U.S. drones fly over the border to catch illegal activity, but critics maintain they are not doing enough.
Those who fly them say unmanned aerial vehicles can do more, but they lack the funding from congress.
U.S. Customs & Border Protection near the southern Arizona border has four drones, and could get more through Congressional mandates within immigration reform proposals.
"Right now, we have more planes than we can technically fly," said David Gasho, who directs Arizona's CBP air operations.
Gasho said only three of its four unmanned aerial vehicles can be flown simultaneously. "Right now, giving us some more airplanes would actually compound the challenge of putting more in the air," Gasho said.
Gasho said as it is now, they are staffed five days a week, 16 hours a day. "We're not here all the time.

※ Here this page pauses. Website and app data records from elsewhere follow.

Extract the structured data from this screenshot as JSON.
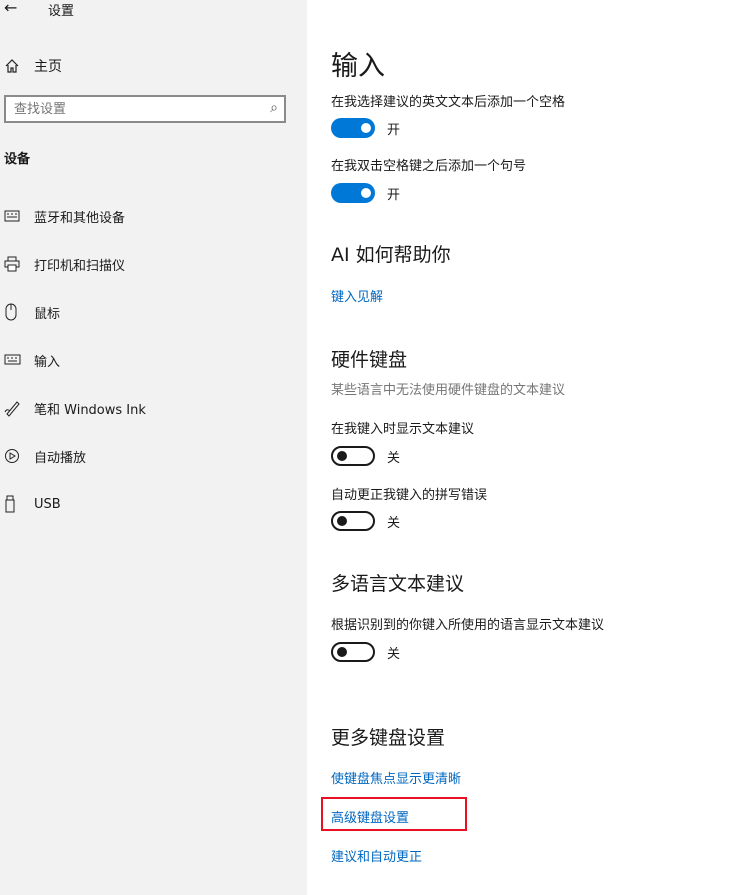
{
  "window": {
    "back_glyph": "←",
    "title": "设置"
  },
  "sidebar": {
    "home": {
      "icon": "home-icon",
      "label": "主页"
    },
    "search": {
      "placeholder": "查找设置",
      "icon": "search-icon"
    },
    "section_title": "设备",
    "items": [
      {
        "icon": "keyboard-bluetooth-icon",
        "label": "蓝牙和其他设备"
      },
      {
        "icon": "printer-icon",
        "label": "打印机和扫描仪"
      },
      {
        "icon": "mouse-icon",
        "label": "鼠标"
      },
      {
        "icon": "keyboard-icon",
        "label": "输入"
      },
      {
        "icon": "pen-icon",
        "label": "笔和 Windows Ink"
      },
      {
        "icon": "autoplay-icon",
        "label": "自动播放"
      },
      {
        "icon": "usb-icon",
        "label": "USB"
      }
    ]
  },
  "main": {
    "title": "输入",
    "toggles_top": [
      {
        "label": "在我选择建议的英文文本后添加一个空格",
        "state": "on",
        "state_label": "开"
      },
      {
        "label": "在我双击空格键之后添加一个句号",
        "state": "on",
        "state_label": "开"
      }
    ],
    "ai": {
      "heading": "AI 如何帮助你",
      "link": "键入见解"
    },
    "hardware": {
      "heading": "硬件键盘",
      "description": "某些语言中无法使用硬件键盘的文本建议",
      "toggles": [
        {
          "label": "在我键入时显示文本建议",
          "state": "off",
          "state_label": "关"
        },
        {
          "label": "自动更正我键入的拼写错误",
          "state": "off",
          "state_label": "关"
        }
      ]
    },
    "multilingual": {
      "heading": "多语言文本建议",
      "toggle": {
        "label": "根据识别到的你键入所使用的语言显示文本建议",
        "state": "off",
        "state_label": "关"
      }
    },
    "more": {
      "heading": "更多键盘设置",
      "links": [
        "使键盘焦点显示更清晰",
        "高级键盘设置",
        "建议和自动更正"
      ],
      "highlighted_link_index": 1,
      "highlight_color": "#e81123"
    }
  },
  "colors": {
    "accent": "#0078d7",
    "link": "#0067c0",
    "sidebar_bg": "#f2f2f2"
  }
}
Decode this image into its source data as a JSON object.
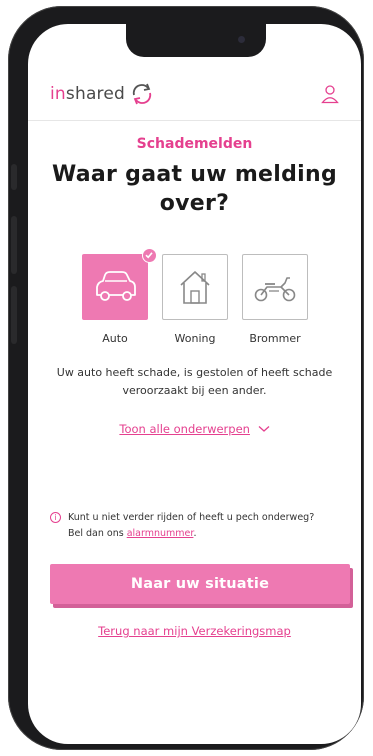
{
  "header": {
    "logo_prefix": "in",
    "logo_suffix": "shared"
  },
  "page": {
    "eyebrow": "Schademelden",
    "title": "Waar gaat uw melding over?"
  },
  "options": [
    {
      "label": "Auto",
      "selected": true
    },
    {
      "label": "Woning",
      "selected": false
    },
    {
      "label": "Brommer",
      "selected": false
    }
  ],
  "description": "Uw auto heeft schade, is gestolen of heeft schade veroorzaakt bij een ander.",
  "toon_link": "Toon alle onderwerpen",
  "info": {
    "line1": "Kunt u niet verder rijden of heeft u pech onderweg?",
    "line2_prefix": "Bel dan ons ",
    "alarm_link": "alarmnummer",
    "line2_suffix": "."
  },
  "cta_label": "Naar uw situatie",
  "back_link": "Terug naar mijn Verzekeringsmap",
  "colors": {
    "brand": "#e5408f",
    "tile_selected": "#ee79b2",
    "frame": "#1b1b1d"
  },
  "icons": [
    "logo-swirl-icon",
    "user-icon",
    "car-icon",
    "house-icon",
    "scooter-icon",
    "checkmark-icon",
    "chevron-down-icon",
    "info-icon"
  ]
}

We're not funded to do that," Gasho said.
He also said UAVs are not all-weather airplanes, but the capabilities they bring to border security are indispensable.
Gasho has flown UAVs for seven years and said technology has improved in that time. "We see more things, process more information than we did before," he said.
Gasho said he is aware of UAV assessments that show their performance is not reflected in higher apprehension numbers.
"If we were round-the-clock with the technology we now have, what we'd see would go up exponentially," Gasho said.
He said they are able to scan up to 70 miles below from 19,000 feet or higher, as well as into Mexico without violating its air space.
"We provide a lot of intelligence that could affect us in the next couple of hours or couple of days," he said.
Gasho said although many images are real-time, interpreting images from each "orbit" can take up to 160 people. "Our challenge is affecting an end game to everything we see."